■ Task prompt ■
Only the pictures are to be omitted; every entry beneath should otherwise be duplicated exactly.

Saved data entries
○ ○ ○ ○ ○ ○ ○
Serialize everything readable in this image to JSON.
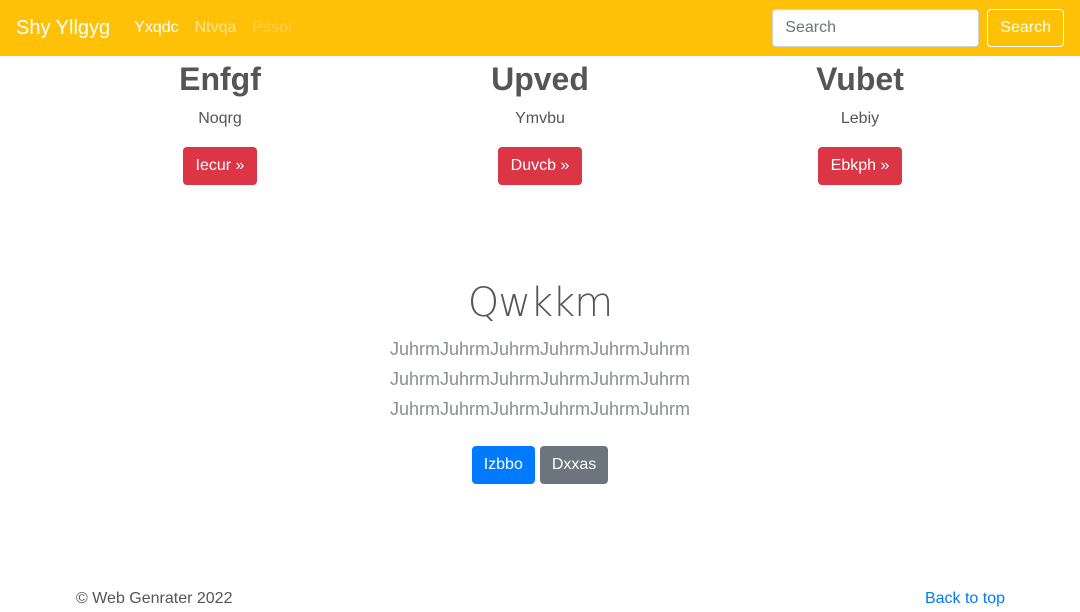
{
  "navbar": {
    "brand": "Shy Yllgyg",
    "links": [
      {
        "label": "Yxqdc",
        "state": "active"
      },
      {
        "label": "Ntvqa",
        "state": "normal"
      },
      {
        "label": "Pssoi",
        "state": "disabled"
      }
    ],
    "search_placeholder": "Search",
    "search_button": "Search",
    "background_color": "#ffc107"
  },
  "features": [
    {
      "title": "Enfgf",
      "text": "Noqrg",
      "button": "Iecur »"
    },
    {
      "title": "Upved",
      "text": "Ymvbu",
      "button": "Duvcb »"
    },
    {
      "title": "Vubet",
      "text": "Lebiy",
      "button": "Ebkph »"
    }
  ],
  "hero": {
    "title": "Qwkkm",
    "lines": [
      "JuhrmJuhrmJuhrmJuhrmJuhrmJuhrm",
      "JuhrmJuhrmJuhrmJuhrmJuhrmJuhrm",
      "JuhrmJuhrmJuhrmJuhrmJuhrmJuhrm"
    ],
    "primary_button": "Izbbo",
    "secondary_button": "Dxxas"
  },
  "footer": {
    "copyright": "© Web Genrater 2022",
    "back_to_top": "Back to top"
  },
  "colors": {
    "danger": "#dc3545",
    "primary": "#007bff",
    "secondary": "#6c757d"
  }
}
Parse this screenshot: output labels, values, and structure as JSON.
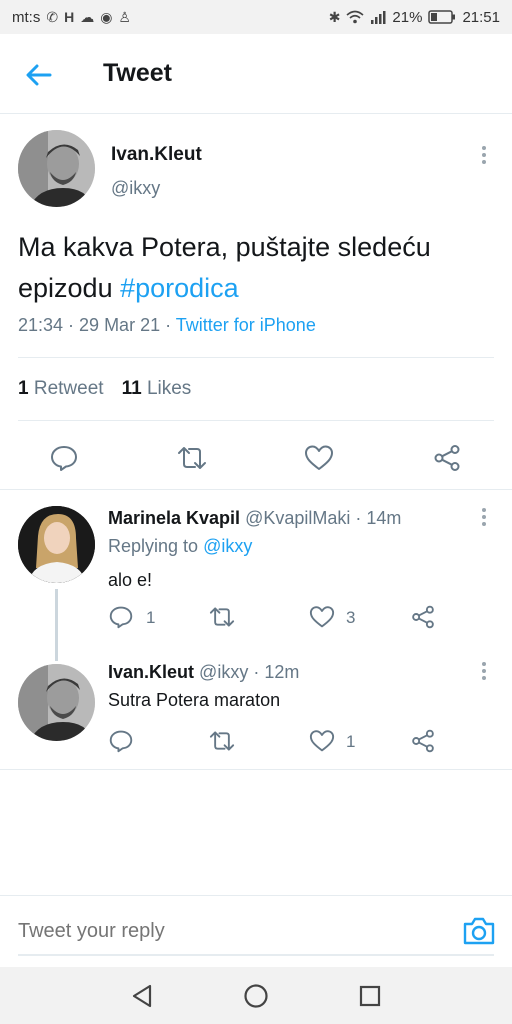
{
  "status_bar": {
    "left_text": "mt:s",
    "battery": "21%",
    "time": "21:51"
  },
  "header": {
    "title": "Tweet"
  },
  "main_tweet": {
    "name": "Ivan.Kleut",
    "handle": "@ikxy",
    "text": "Ma kakva Potera, puštajte sledeću epizodu ",
    "hashtag": "#porodica",
    "time_date": "21:34 · 29 Mar 21 · ",
    "source": "Twitter for iPhone",
    "retweet_count": "1",
    "retweet_label": "Retweet",
    "likes_count": "11",
    "likes_label": "Likes"
  },
  "replies": [
    {
      "name": "Marinela Kvapil",
      "meta": "@KvapilMaki · 14m",
      "replying_label": "Replying to ",
      "replying_handle": "@ikxy",
      "text": "alo e!",
      "reply_count": "1",
      "like_count": "3"
    },
    {
      "name": "Ivan.Kleut",
      "meta": "@ikxy · 12m",
      "text": "Sutra Potera maraton",
      "like_count": "1"
    }
  ],
  "compose": {
    "placeholder": "Tweet your reply"
  },
  "colors": {
    "accent": "#1da1f2",
    "text_secondary": "#657786",
    "icon_gray": "#657786"
  }
}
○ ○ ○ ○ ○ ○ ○
■ Answer space ■
Serialize everything readable in this image to JSON.
{
  "navbar": {
    "brand": "Shy Yllgyg",
    "links": [
      {
        "label": "Yxqdc",
        "state": "active"
      },
      {
        "label": "Ntvqa",
        "state": "normal"
      },
      {
        "label": "Pssoi",
        "state": "disabled"
      }
    ],
    "search_placeholder": "Search",
    "search_button": "Search",
    "background_color": "#ffc107"
  },
  "features": [
    {
      "title": "Enfgf",
      "text": "Noqrg",
      "button": "Iecur »"
    },
    {
      "title": "Upved",
      "text": "Ymvbu",
      "button": "Duvcb »"
    },
    {
      "title": "Vubet",
      "text": "Lebiy",
      "button": "Ebkph »"
    }
  ],
  "hero": {
    "title": "Qwkkm",
    "lines": [
      "JuhrmJuhrmJuhrmJuhrmJuhrmJuhrm",
      "JuhrmJuhrmJuhrmJuhrmJuhrmJuhrm",
      "JuhrmJuhrmJuhrmJuhrmJuhrmJuhrm"
    ],
    "primary_button": "Izbbo",
    "secondary_button": "Dxxas"
  },
  "footer": {
    "copyright": "© Web Genrater 2022",
    "back_to_top": "Back to top"
  },
  "colors": {
    "danger": "#dc3545",
    "primary": "#007bff",
    "secondary": "#6c757d"
  }
}
Parse this screenshot: output labels, values, and structure as JSON.
{
  "status_bar": {
    "left_text": "mt:s",
    "battery": "21%",
    "time": "21:51"
  },
  "header": {
    "title": "Tweet"
  },
  "main_tweet": {
    "name": "Ivan.Kleut",
    "handle": "@ikxy",
    "text": "Ma kakva Potera, puštajte sledeću epizodu ",
    "hashtag": "#porodica",
    "time_date": "21:34 · 29 Mar 21 · ",
    "source": "Twitter for iPhone",
    "retweet_count": "1",
    "retweet_label": "Retweet",
    "likes_count": "11",
    "likes_label": "Likes"
  },
  "replies": [
    {
      "name": "Marinela Kvapil",
      "meta": "@KvapilMaki · 14m",
      "replying_label": "Replying to ",
      "replying_handle": "@ikxy",
      "text": "alo e!",
      "reply_count": "1",
      "like_count": "3"
    },
    {
      "name": "Ivan.Kleut",
      "meta": "@ikxy · 12m",
      "text": "Sutra Potera maraton",
      "like_count": "1"
    }
  ],
  "compose": {
    "placeholder": "Tweet your reply"
  },
  "colors": {
    "accent": "#1da1f2",
    "text_secondary": "#657786",
    "icon_gray": "#657786"
  }
}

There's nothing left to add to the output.